» EXERCISE
Your copy of the listing must be exact and must hold no images.

» INFORMATION
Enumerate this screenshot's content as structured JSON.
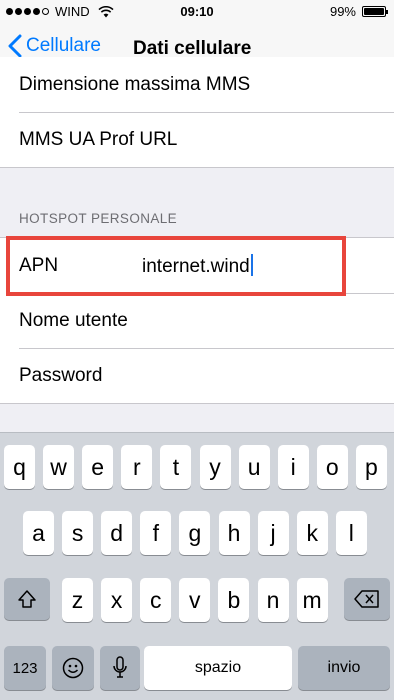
{
  "status_bar": {
    "carrier": "WIND",
    "time": "09:10",
    "battery": "99%",
    "battery_level": 0.99
  },
  "nav": {
    "back_label": "Cellulare",
    "title": "Dati cellulare"
  },
  "mms_rows": [
    "Dimensione massima MMS",
    "MMS UA Prof URL"
  ],
  "hotspot": {
    "header": "HOTSPOT PERSONALE",
    "apn_label": "APN",
    "apn_value": "internet.wind",
    "username_label": "Nome utente",
    "password_label": "Password"
  },
  "keyboard": {
    "row1": [
      "q",
      "w",
      "e",
      "r",
      "t",
      "y",
      "u",
      "i",
      "o",
      "p"
    ],
    "row2": [
      "a",
      "s",
      "d",
      "f",
      "g",
      "h",
      "j",
      "k",
      "l"
    ],
    "row3": [
      "z",
      "x",
      "c",
      "v",
      "b",
      "n",
      "m"
    ],
    "numbers_key": "123",
    "space_key": "spazio",
    "return_key": "invio"
  },
  "colors": {
    "accent": "#007aff",
    "highlight": "#e8453c"
  }
}
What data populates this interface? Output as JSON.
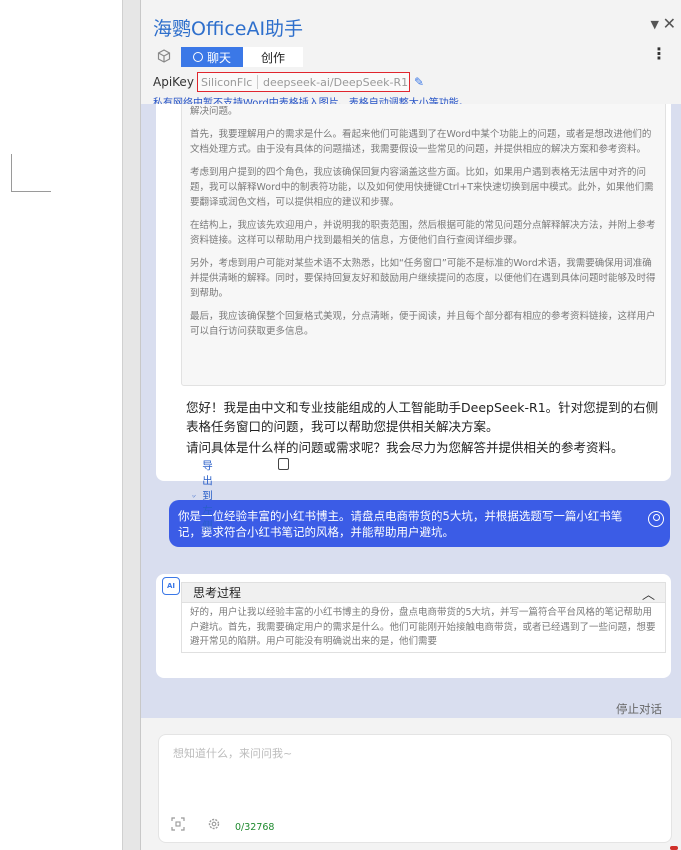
{
  "pane": {
    "title": "海鹦OfficeAI助手",
    "chevron_glyph": "▼",
    "close_glyph": "✕",
    "more_glyph": "⋮"
  },
  "tabs": {
    "chat_label": "聊天",
    "create_label": "创作"
  },
  "apikey": {
    "label": "ApiKey",
    "provider": "SiliconFlc",
    "model": "deepseek-ai/DeepSeek-R1",
    "edit_glyph": "✎"
  },
  "notice": "私有网络中暂不支持Word中表格插入图片、表格自动调整大小等功能。",
  "conversation": {
    "think_1_paragraphs": [
      "务窗口起用户能入内容并与系统交互。他可能是在使用Word专家、翻译专家、文档润色专家或文案编辑案帮助解决问题。",
      "首先，我要理解用户的需求是什么。看起来他们可能遇到了在Word中某个功能上的问题，或者是想改进他们的文档处理方式。由于没有具体的问题描述，我需要假设一些常见的问题，并提供相应的解决方案和参考资料。",
      "考虑到用户提到的四个角色，我应该确保回复内容涵盖这些方面。比如，如果用户遇到表格无法居中对齐的问题，我可以解释Word中的制表符功能，以及如何使用快捷键Ctrl+T来快速切换到居中模式。此外，如果他们需要翻译或润色文档，可以提供相应的建议和步骤。",
      "在结构上，我应该先欢迎用户，并说明我的职责范围，然后根据可能的常见问题分点解释解决方法，并附上参考资料链接。这样可以帮助用户找到最相关的信息，方便他们自行查阅详细步骤。",
      "另外，考虑到用户可能对某些术语不太熟悉，比如“任务窗口”可能不是标准的Word术语，我需要确保用词准确并提供清晰的解释。同时，要保持回复友好和鼓励用户继续提问的态度，以便他们在遇到具体问题时能够及时得到帮助。",
      "最后，我应该确保整个回复格式美观，分点清晰，便于阅读，并且每个部分都有相应的参考资料链接，这样用户可以自行访问获取更多信息。"
    ],
    "answer_1_p1": "您好！我是由中文和专业技能组成的人工智能助手DeepSeek-R1。针对您提到的右侧表格任务窗口的问题，我可以帮助您提供相关解决方案。",
    "answer_1_p2": "请问具体是什么样的问题或需求呢？我会尽力为您解答并提供相关的参考资料。",
    "export_label": "导出到左侧",
    "user_message": "你是一位经验丰富的小红书博主。请盘点电商带货的5大坑，并根据选题写一篇小红书笔记，要求符合小红书笔记的风格，并能帮助用户避坑。",
    "ai_badge": "AI",
    "think_2_header": "思考过程",
    "think_2_text": "好的，用户让我以经验丰富的小红书博主的身份，盘点电商带货的5大坑，并写一篇符合平台风格的笔记帮助用户避坑。首先，我需要确定用户的需求是什么。他们可能刚开始接触电商带货，或者已经遇到了一些问题，想要避开常见的陷阱。用户可能没有明确说出来的是，他们需要"
  },
  "stop_label": "停止对话",
  "input": {
    "placeholder": "想知道什么，来问问我~",
    "value": "",
    "char_counter": "0/32768"
  },
  "colors": {
    "brand_blue": "#3b78e7",
    "title_blue": "#2e6fcc",
    "user_bubble": "#3b5ce6",
    "chat_bg": "#d9deef",
    "progress_green": "#2ab27b",
    "apikey_highlight": "#e0262e"
  },
  "icons": {
    "cube": "cube-icon",
    "chat": "chat-bubble-icon",
    "edit": "edit-icon",
    "export": "export-icon",
    "copy": "copy-icon",
    "user": "user-avatar-icon",
    "chevron_up": "chevron-up-icon",
    "screenshot": "screenshot-icon",
    "settings": "settings-icon"
  }
}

» PROBLEM SOLUTION
Enumerate this screenshot's content as structured JSON.
{
  "status_bar": {
    "carrier": "WIND",
    "time": "09:10",
    "battery": "99%",
    "battery_level": 0.99
  },
  "nav": {
    "back_label": "Cellulare",
    "title": "Dati cellulare"
  },
  "mms_rows": [
    "Dimensione massima MMS",
    "MMS UA Prof URL"
  ],
  "hotspot": {
    "header": "HOTSPOT PERSONALE",
    "apn_label": "APN",
    "apn_value": "internet.wind",
    "username_label": "Nome utente",
    "password_label": "Password"
  },
  "keyboard": {
    "row1": [
      "q",
      "w",
      "e",
      "r",
      "t",
      "y",
      "u",
      "i",
      "o",
      "p"
    ],
    "row2": [
      "a",
      "s",
      "d",
      "f",
      "g",
      "h",
      "j",
      "k",
      "l"
    ],
    "row3": [
      "z",
      "x",
      "c",
      "v",
      "b",
      "n",
      "m"
    ],
    "numbers_key": "123",
    "space_key": "spazio",
    "return_key": "invio"
  },
  "colors": {
    "accent": "#007aff",
    "highlight": "#e8453c"
  }
}
What data populates this interface? Output as JSON.
{
  "pane": {
    "title": "海鹦OfficeAI助手",
    "chevron_glyph": "▼",
    "close_glyph": "✕",
    "more_glyph": "⋮"
  },
  "tabs": {
    "chat_label": "聊天",
    "create_label": "创作"
  },
  "apikey": {
    "label": "ApiKey",
    "provider": "SiliconFlc",
    "model": "deepseek-ai/DeepSeek-R1",
    "edit_glyph": "✎"
  },
  "notice": "私有网络中暂不支持Word中表格插入图片、表格自动调整大小等功能。",
  "conversation": {
    "think_1_paragraphs": [
      "务窗口起用户能入内容并与系统交互。他可能是在使用Word专家、翻译专家、文档润色专家或文案编辑案帮助解决问题。",
      "首先，我要理解用户的需求是什么。看起来他们可能遇到了在Word中某个功能上的问题，或者是想改进他们的文档处理方式。由于没有具体的问题描述，我需要假设一些常见的问题，并提供相应的解决方案和参考资料。",
      "考虑到用户提到的四个角色，我应该确保回复内容涵盖这些方面。比如，如果用户遇到表格无法居中对齐的问题，我可以解释Word中的制表符功能，以及如何使用快捷键Ctrl+T来快速切换到居中模式。此外，如果他们需要翻译或润色文档，可以提供相应的建议和步骤。",
      "在结构上，我应该先欢迎用户，并说明我的职责范围，然后根据可能的常见问题分点解释解决方法，并附上参考资料链接。这样可以帮助用户找到最相关的信息，方便他们自行查阅详细步骤。",
      "另外，考虑到用户可能对某些术语不太熟悉，比如“任务窗口”可能不是标准的Word术语，我需要确保用词准确并提供清晰的解释。同时，要保持回复友好和鼓励用户继续提问的态度，以便他们在遇到具体问题时能够及时得到帮助。",
      "最后，我应该确保整个回复格式美观，分点清晰，便于阅读，并且每个部分都有相应的参考资料链接，这样用户可以自行访问获取更多信息。"
    ],
    "answer_1_p1": "您好！我是由中文和专业技能组成的人工智能助手DeepSeek-R1。针对您提到的右侧表格任务窗口的问题，我可以帮助您提供相关解决方案。",
    "answer_1_p2": "请问具体是什么样的问题或需求呢？我会尽力为您解答并提供相关的参考资料。",
    "export_label": "导出到左侧",
    "user_message": "你是一位经验丰富的小红书博主。请盘点电商带货的5大坑，并根据选题写一篇小红书笔记，要求符合小红书笔记的风格，并能帮助用户避坑。",
    "ai_badge": "AI",
    "think_2_header": "思考过程",
    "think_2_text": "好的，用户让我以经验丰富的小红书博主的身份，盘点电商带货的5大坑，并写一篇符合平台风格的笔记帮助用户避坑。首先，我需要确定用户的需求是什么。他们可能刚开始接触电商带货，或者已经遇到了一些问题，想要避开常见的陷阱。用户可能没有明确说出来的是，他们需要"
  },
  "stop_label": "停止对话",
  "input": {
    "placeholder": "想知道什么，来问问我~",
    "value": "",
    "char_counter": "0/32768"
  },
  "colors": {
    "brand_blue": "#3b78e7",
    "title_blue": "#2e6fcc",
    "user_bubble": "#3b5ce6",
    "chat_bg": "#d9deef",
    "progress_green": "#2ab27b",
    "apikey_highlight": "#e0262e"
  },
  "icons": {
    "cube": "cube-icon",
    "chat": "chat-bubble-icon",
    "edit": "edit-icon",
    "export": "export-icon",
    "copy": "copy-icon",
    "user": "user-avatar-icon",
    "chevron_up": "chevron-up-icon",
    "screenshot": "screenshot-icon",
    "settings": "settings-icon"
  }
}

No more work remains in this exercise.